Line by line, give the data again exactly as it appears.
-*-*-
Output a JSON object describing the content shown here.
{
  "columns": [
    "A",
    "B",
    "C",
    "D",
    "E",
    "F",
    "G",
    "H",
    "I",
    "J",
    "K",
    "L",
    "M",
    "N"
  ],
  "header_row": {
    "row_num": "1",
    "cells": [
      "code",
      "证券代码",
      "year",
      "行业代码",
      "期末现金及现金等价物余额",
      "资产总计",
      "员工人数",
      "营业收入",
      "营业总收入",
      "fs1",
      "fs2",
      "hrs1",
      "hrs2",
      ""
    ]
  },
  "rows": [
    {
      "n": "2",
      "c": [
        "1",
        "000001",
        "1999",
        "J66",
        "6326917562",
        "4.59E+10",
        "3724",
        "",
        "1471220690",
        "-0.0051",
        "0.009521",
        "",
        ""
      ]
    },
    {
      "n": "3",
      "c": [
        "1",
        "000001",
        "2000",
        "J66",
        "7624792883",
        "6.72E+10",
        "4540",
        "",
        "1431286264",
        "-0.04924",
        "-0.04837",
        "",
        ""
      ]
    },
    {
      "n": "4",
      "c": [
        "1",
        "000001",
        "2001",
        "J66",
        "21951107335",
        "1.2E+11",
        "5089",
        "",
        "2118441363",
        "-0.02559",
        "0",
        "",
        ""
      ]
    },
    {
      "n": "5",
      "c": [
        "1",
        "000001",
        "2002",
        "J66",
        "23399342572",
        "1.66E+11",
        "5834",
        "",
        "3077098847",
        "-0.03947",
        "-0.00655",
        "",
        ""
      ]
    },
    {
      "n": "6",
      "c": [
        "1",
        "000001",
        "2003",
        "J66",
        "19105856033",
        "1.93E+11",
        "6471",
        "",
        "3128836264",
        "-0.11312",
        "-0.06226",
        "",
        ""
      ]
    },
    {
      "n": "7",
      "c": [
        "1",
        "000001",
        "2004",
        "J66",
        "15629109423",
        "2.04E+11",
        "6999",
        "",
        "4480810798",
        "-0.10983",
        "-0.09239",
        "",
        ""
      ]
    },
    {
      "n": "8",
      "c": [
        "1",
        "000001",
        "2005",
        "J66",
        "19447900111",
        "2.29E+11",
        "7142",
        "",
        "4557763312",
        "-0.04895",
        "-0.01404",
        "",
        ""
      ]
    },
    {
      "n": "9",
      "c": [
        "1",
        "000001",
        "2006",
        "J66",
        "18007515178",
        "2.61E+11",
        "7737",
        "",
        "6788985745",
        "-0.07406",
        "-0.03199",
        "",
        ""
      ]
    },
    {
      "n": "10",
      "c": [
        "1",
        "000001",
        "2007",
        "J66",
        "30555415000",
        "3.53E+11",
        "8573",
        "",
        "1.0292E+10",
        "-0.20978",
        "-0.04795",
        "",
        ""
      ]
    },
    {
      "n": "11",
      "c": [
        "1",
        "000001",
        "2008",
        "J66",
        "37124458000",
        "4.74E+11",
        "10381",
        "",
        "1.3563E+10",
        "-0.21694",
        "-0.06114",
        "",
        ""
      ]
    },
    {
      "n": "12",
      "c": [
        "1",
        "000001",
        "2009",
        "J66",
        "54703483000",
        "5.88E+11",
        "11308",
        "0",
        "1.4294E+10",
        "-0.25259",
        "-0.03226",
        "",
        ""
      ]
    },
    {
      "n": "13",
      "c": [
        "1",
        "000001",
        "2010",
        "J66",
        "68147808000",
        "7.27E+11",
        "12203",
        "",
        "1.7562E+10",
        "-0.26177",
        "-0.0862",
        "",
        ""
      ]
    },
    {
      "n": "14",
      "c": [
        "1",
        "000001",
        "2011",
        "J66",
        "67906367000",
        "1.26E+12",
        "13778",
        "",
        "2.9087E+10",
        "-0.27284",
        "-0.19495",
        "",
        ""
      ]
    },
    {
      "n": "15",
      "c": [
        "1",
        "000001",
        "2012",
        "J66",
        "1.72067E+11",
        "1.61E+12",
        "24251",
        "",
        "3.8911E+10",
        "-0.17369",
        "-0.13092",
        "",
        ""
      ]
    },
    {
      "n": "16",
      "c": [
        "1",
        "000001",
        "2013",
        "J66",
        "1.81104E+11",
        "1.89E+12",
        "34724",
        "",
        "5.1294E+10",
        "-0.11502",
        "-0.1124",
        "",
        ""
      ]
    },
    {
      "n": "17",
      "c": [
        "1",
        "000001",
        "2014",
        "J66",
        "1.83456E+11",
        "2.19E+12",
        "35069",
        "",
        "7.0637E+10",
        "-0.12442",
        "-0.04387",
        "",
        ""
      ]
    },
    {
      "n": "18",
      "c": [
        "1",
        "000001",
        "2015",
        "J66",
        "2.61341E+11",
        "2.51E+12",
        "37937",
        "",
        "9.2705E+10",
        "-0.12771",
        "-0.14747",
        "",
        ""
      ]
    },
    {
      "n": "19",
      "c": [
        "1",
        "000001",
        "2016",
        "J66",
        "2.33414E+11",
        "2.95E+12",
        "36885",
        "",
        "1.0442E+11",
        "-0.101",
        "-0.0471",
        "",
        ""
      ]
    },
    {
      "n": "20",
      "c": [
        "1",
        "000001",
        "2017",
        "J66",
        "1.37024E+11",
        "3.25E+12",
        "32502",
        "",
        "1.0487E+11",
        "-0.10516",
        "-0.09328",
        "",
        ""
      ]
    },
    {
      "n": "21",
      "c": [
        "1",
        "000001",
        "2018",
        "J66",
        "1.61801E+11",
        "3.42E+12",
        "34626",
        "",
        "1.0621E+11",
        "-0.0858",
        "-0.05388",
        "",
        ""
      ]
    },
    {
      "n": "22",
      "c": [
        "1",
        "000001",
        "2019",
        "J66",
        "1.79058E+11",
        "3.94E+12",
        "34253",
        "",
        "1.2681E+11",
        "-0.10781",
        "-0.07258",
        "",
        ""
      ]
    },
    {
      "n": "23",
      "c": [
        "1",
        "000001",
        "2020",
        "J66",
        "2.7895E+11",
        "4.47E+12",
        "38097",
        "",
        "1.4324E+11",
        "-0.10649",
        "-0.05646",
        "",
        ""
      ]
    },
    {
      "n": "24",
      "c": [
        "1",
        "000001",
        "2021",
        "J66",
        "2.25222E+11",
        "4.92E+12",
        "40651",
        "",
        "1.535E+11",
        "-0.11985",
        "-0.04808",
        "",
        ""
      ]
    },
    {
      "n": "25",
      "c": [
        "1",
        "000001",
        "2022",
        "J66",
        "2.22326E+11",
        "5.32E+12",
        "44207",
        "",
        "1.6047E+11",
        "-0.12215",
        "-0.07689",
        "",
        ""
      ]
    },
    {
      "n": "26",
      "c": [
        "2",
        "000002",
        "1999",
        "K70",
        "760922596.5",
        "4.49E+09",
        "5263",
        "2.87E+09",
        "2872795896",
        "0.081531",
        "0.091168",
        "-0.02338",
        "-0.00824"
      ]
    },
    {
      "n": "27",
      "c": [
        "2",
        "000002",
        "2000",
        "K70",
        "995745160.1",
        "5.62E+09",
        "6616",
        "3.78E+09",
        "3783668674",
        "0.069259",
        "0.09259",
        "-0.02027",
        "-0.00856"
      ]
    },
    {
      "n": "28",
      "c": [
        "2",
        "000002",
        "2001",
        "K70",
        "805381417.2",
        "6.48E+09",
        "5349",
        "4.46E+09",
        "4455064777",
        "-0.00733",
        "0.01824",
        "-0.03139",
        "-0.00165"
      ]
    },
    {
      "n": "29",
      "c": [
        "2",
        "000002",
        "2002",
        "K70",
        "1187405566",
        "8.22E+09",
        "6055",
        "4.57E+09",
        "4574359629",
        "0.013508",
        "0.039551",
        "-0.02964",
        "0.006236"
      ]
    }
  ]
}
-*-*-
• [Task response]:
Output a JSON object describing the content shown here.
{
  "columns": [
    "A",
    "B",
    "C",
    "D",
    "E",
    "F",
    "G",
    "H",
    "I",
    "J",
    "K",
    "L",
    "M",
    "N"
  ],
  "header_row": {
    "row_num": "1",
    "cells": [
      "code",
      "证券代码",
      "year",
      "行业代码",
      "期末现金及现金等价物余额",
      "资产总计",
      "员工人数",
      "营业收入",
      "营业总收入",
      "fs1",
      "fs2",
      "hrs1",
      "hrs2",
      ""
    ]
  },
  "rows": [
    {
      "n": "2",
      "c": [
        "1",
        "000001",
        "1999",
        "J66",
        "6326917562",
        "4.59E+10",
        "3724",
        "",
        "1471220690",
        "-0.0051",
        "0.009521",
        "",
        ""
      ]
    },
    {
      "n": "3",
      "c": [
        "1",
        "000001",
        "2000",
        "J66",
        "7624792883",
        "6.72E+10",
        "4540",
        "",
        "1431286264",
        "-0.04924",
        "-0.04837",
        "",
        ""
      ]
    },
    {
      "n": "4",
      "c": [
        "1",
        "000001",
        "2001",
        "J66",
        "21951107335",
        "1.2E+11",
        "5089",
        "",
        "2118441363",
        "-0.02559",
        "0",
        "",
        ""
      ]
    },
    {
      "n": "5",
      "c": [
        "1",
        "000001",
        "2002",
        "J66",
        "23399342572",
        "1.66E+11",
        "5834",
        "",
        "3077098847",
        "-0.03947",
        "-0.00655",
        "",
        ""
      ]
    },
    {
      "n": "6",
      "c": [
        "1",
        "000001",
        "2003",
        "J66",
        "19105856033",
        "1.93E+11",
        "6471",
        "",
        "3128836264",
        "-0.11312",
        "-0.06226",
        "",
        ""
      ]
    },
    {
      "n": "7",
      "c": [
        "1",
        "000001",
        "2004",
        "J66",
        "15629109423",
        "2.04E+11",
        "6999",
        "",
        "4480810798",
        "-0.10983",
        "-0.09239",
        "",
        ""
      ]
    },
    {
      "n": "8",
      "c": [
        "1",
        "000001",
        "2005",
        "J66",
        "19447900111",
        "2.29E+11",
        "7142",
        "",
        "4557763312",
        "-0.04895",
        "-0.01404",
        "",
        ""
      ]
    },
    {
      "n": "9",
      "c": [
        "1",
        "000001",
        "2006",
        "J66",
        "18007515178",
        "2.61E+11",
        "7737",
        "",
        "6788985745",
        "-0.07406",
        "-0.03199",
        "",
        ""
      ]
    },
    {
      "n": "10",
      "c": [
        "1",
        "000001",
        "2007",
        "J66",
        "30555415000",
        "3.53E+11",
        "8573",
        "",
        "1.0292E+10",
        "-0.20978",
        "-0.04795",
        "",
        ""
      ]
    },
    {
      "n": "11",
      "c": [
        "1",
        "000001",
        "2008",
        "J66",
        "37124458000",
        "4.74E+11",
        "10381",
        "",
        "1.3563E+10",
        "-0.21694",
        "-0.06114",
        "",
        ""
      ]
    },
    {
      "n": "12",
      "c": [
        "1",
        "000001",
        "2009",
        "J66",
        "54703483000",
        "5.88E+11",
        "11308",
        "0",
        "1.4294E+10",
        "-0.25259",
        "-0.03226",
        "",
        ""
      ]
    },
    {
      "n": "13",
      "c": [
        "1",
        "000001",
        "2010",
        "J66",
        "68147808000",
        "7.27E+11",
        "12203",
        "",
        "1.7562E+10",
        "-0.26177",
        "-0.0862",
        "",
        ""
      ]
    },
    {
      "n": "14",
      "c": [
        "1",
        "000001",
        "2011",
        "J66",
        "67906367000",
        "1.26E+12",
        "13778",
        "",
        "2.9087E+10",
        "-0.27284",
        "-0.19495",
        "",
        ""
      ]
    },
    {
      "n": "15",
      "c": [
        "1",
        "000001",
        "2012",
        "J66",
        "1.72067E+11",
        "1.61E+12",
        "24251",
        "",
        "3.8911E+10",
        "-0.17369",
        "-0.13092",
        "",
        ""
      ]
    },
    {
      "n": "16",
      "c": [
        "1",
        "000001",
        "2013",
        "J66",
        "1.81104E+11",
        "1.89E+12",
        "34724",
        "",
        "5.1294E+10",
        "-0.11502",
        "-0.1124",
        "",
        ""
      ]
    },
    {
      "n": "17",
      "c": [
        "1",
        "000001",
        "2014",
        "J66",
        "1.83456E+11",
        "2.19E+12",
        "35069",
        "",
        "7.0637E+10",
        "-0.12442",
        "-0.04387",
        "",
        ""
      ]
    },
    {
      "n": "18",
      "c": [
        "1",
        "000001",
        "2015",
        "J66",
        "2.61341E+11",
        "2.51E+12",
        "37937",
        "",
        "9.2705E+10",
        "-0.12771",
        "-0.14747",
        "",
        ""
      ]
    },
    {
      "n": "19",
      "c": [
        "1",
        "000001",
        "2016",
        "J66",
        "2.33414E+11",
        "2.95E+12",
        "36885",
        "",
        "1.0442E+11",
        "-0.101",
        "-0.0471",
        "",
        ""
      ]
    },
    {
      "n": "20",
      "c": [
        "1",
        "000001",
        "2017",
        "J66",
        "1.37024E+11",
        "3.25E+12",
        "32502",
        "",
        "1.0487E+11",
        "-0.10516",
        "-0.09328",
        "",
        ""
      ]
    },
    {
      "n": "21",
      "c": [
        "1",
        "000001",
        "2018",
        "J66",
        "1.61801E+11",
        "3.42E+12",
        "34626",
        "",
        "1.0621E+11",
        "-0.0858",
        "-0.05388",
        "",
        ""
      ]
    },
    {
      "n": "22",
      "c": [
        "1",
        "000001",
        "2019",
        "J66",
        "1.79058E+11",
        "3.94E+12",
        "34253",
        "",
        "1.2681E+11",
        "-0.10781",
        "-0.07258",
        "",
        ""
      ]
    },
    {
      "n": "23",
      "c": [
        "1",
        "000001",
        "2020",
        "J66",
        "2.7895E+11",
        "4.47E+12",
        "38097",
        "",
        "1.4324E+11",
        "-0.10649",
        "-0.05646",
        "",
        ""
      ]
    },
    {
      "n": "24",
      "c": [
        "1",
        "000001",
        "2021",
        "J66",
        "2.25222E+11",
        "4.92E+12",
        "40651",
        "",
        "1.535E+11",
        "-0.11985",
        "-0.04808",
        "",
        ""
      ]
    },
    {
      "n": "25",
      "c": [
        "1",
        "000001",
        "2022",
        "J66",
        "2.22326E+11",
        "5.32E+12",
        "44207",
        "",
        "1.6047E+11",
        "-0.12215",
        "-0.07689",
        "",
        ""
      ]
    },
    {
      "n": "26",
      "c": [
        "2",
        "000002",
        "1999",
        "K70",
        "760922596.5",
        "4.49E+09",
        "5263",
        "2.87E+09",
        "2872795896",
        "0.081531",
        "0.091168",
        "-0.02338",
        "-0.00824"
      ]
    },
    {
      "n": "27",
      "c": [
        "2",
        "000002",
        "2000",
        "K70",
        "995745160.1",
        "5.62E+09",
        "6616",
        "3.78E+09",
        "3783668674",
        "0.069259",
        "0.09259",
        "-0.02027",
        "-0.00856"
      ]
    },
    {
      "n": "28",
      "c": [
        "2",
        "000002",
        "2001",
        "K70",
        "805381417.2",
        "6.48E+09",
        "5349",
        "4.46E+09",
        "4455064777",
        "-0.00733",
        "0.01824",
        "-0.03139",
        "-0.00165"
      ]
    },
    {
      "n": "29",
      "c": [
        "2",
        "000002",
        "2002",
        "K70",
        "1187405566",
        "8.22E+09",
        "6055",
        "4.57E+09",
        "4574359629",
        "0.013508",
        "0.039551",
        "-0.02964",
        "0.006236"
      ]
    }
  ]
}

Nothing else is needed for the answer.